Chris Buckley, representing the Alameda Architectural Preservation Society, commented that the proposed upzoning continues to be excessive, and reliance on bus lines as a basis for upzoning is unwise as bus routes may change. He argued that if the Zoning Amendments retain the Transit Oriented Housing Waiver, the City should adopt it as a pilot program applied only to key nodes and existing buildings fronting the transit corridor rather than within one-quarter mile.
Speaking on behalf of East Bay Yimby, Zac Bowling strongly opposed any calls to reduce height limits or setbacks, saying that anything less than a 50-foot height limit is a barrier to housing. He generally liked the draft Zoning Amendments as it is.
Karen Bey argued for distinguishing between ground floor retail and commercial, noting that commercial uses include work-live studios, bed and breakfast facilities, and art studios.

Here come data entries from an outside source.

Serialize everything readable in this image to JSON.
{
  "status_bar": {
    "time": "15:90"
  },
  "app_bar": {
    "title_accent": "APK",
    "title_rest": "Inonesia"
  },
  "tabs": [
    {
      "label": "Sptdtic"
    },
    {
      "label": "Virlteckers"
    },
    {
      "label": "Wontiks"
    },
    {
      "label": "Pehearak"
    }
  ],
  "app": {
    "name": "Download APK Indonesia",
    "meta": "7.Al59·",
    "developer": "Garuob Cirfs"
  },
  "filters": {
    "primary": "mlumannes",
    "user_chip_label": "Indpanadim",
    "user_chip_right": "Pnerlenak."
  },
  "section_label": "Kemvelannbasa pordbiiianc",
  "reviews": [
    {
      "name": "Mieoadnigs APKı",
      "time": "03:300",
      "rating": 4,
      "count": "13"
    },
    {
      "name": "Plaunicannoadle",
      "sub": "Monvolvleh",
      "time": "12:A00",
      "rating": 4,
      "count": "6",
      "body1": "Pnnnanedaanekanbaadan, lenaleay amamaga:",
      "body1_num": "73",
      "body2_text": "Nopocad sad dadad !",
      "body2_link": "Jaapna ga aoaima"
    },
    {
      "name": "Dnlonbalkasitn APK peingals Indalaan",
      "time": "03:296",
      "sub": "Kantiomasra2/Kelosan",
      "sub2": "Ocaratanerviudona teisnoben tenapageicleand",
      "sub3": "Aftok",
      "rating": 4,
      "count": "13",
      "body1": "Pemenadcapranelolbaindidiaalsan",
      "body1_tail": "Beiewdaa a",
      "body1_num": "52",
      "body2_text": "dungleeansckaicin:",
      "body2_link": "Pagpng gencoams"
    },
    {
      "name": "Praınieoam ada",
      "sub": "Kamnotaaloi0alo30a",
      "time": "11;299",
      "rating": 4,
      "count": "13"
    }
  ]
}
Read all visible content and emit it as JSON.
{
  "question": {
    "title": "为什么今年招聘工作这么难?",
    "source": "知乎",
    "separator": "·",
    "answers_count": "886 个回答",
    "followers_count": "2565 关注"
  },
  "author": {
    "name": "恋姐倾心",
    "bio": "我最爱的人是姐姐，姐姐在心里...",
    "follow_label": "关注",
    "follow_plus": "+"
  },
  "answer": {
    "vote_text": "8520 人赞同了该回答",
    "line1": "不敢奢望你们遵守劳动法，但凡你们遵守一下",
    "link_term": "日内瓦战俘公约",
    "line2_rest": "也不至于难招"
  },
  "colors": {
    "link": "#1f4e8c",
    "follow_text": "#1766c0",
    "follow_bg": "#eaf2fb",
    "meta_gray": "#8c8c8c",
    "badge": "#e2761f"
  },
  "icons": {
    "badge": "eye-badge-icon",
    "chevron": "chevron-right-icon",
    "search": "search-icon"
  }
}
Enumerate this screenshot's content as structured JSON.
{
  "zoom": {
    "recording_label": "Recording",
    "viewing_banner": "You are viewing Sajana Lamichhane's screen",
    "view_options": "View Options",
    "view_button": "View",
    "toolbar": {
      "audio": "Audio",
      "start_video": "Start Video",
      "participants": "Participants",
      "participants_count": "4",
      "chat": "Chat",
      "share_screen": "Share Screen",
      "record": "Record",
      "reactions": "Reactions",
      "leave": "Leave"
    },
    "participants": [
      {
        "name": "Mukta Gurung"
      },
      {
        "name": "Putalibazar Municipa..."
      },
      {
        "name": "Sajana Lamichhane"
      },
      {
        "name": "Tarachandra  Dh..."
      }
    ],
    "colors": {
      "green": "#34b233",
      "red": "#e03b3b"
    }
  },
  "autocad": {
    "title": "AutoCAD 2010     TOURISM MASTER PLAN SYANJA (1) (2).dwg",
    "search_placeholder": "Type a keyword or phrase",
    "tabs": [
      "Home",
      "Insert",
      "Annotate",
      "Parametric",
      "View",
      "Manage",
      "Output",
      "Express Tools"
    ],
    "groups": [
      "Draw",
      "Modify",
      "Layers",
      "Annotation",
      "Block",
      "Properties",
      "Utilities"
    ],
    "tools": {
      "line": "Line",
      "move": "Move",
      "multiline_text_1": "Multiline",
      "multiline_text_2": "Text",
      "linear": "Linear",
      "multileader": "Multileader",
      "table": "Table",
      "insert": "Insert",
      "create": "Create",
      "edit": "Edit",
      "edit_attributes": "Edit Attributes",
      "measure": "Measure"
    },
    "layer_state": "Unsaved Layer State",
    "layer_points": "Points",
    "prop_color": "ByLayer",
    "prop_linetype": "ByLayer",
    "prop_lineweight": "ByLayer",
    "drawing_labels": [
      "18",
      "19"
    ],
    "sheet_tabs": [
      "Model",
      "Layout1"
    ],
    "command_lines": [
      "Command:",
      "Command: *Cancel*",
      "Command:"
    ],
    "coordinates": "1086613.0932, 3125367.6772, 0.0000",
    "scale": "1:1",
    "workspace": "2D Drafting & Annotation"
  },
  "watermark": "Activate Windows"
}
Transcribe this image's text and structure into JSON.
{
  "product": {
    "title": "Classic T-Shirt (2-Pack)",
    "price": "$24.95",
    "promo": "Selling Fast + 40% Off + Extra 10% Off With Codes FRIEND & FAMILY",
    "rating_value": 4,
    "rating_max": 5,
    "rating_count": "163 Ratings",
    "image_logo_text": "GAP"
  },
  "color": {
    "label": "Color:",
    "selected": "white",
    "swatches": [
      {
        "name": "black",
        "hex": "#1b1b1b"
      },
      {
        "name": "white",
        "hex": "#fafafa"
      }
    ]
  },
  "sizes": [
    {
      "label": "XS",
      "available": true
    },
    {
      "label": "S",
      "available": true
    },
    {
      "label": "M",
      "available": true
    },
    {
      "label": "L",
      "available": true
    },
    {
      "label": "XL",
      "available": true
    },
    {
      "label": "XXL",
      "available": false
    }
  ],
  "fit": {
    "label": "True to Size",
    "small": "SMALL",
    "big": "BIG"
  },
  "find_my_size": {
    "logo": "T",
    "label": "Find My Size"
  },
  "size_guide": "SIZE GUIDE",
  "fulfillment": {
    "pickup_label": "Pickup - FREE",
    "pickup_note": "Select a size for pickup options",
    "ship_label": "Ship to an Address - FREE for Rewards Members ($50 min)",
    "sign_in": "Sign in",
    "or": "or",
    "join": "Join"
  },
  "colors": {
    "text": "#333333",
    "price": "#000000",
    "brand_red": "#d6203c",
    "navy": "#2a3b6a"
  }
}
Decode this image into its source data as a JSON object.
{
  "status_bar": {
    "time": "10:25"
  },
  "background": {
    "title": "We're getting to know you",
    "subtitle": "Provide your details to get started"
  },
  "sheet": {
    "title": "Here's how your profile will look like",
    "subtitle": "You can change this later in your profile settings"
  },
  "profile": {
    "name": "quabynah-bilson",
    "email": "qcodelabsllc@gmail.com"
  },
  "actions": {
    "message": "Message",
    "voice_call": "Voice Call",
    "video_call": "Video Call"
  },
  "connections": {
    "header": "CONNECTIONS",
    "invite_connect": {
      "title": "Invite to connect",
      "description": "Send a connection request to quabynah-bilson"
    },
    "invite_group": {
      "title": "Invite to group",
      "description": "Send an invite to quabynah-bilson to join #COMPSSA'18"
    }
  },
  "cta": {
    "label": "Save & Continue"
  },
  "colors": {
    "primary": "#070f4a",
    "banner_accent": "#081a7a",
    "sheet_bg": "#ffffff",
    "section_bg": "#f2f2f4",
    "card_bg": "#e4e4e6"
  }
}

She wants a minimum retail requirement based on the number of housing units planned for each development.
Bey added that the South Shore and Alameda Landing shopping centers are lifestyle centers with their neighborhood-friendly mix of small shops, restaurants, and grocery stores. She did not want to see these converted to Big Box Centers anchored with such stores as Home Depot.
In May, the City submitted its draft Housing Element to the State for review by the Department of Housing and Community Development (HCD). Upon receipt of comments from HCD in late August, staff will amend the draft Housing Element and Zoning Amendments to address any identified inadequacies. Staff will also incorporate revisions based on public and board member comments.
The Planning Board will consider these amendments at public hearings starting in September and then convey its final recommendations to the City Council. City Council will hold public hearings in November or December before finalizing the Housing Element and Zoning Code Amendments.
Contributing writer Karin K. Jensen covers boards and commissions for the Alameda Post. Contact her via [email protected]. Her writing is collected at https://linktr.ee/karinkjensen and https://alamedapost.com/karin-k-jensen.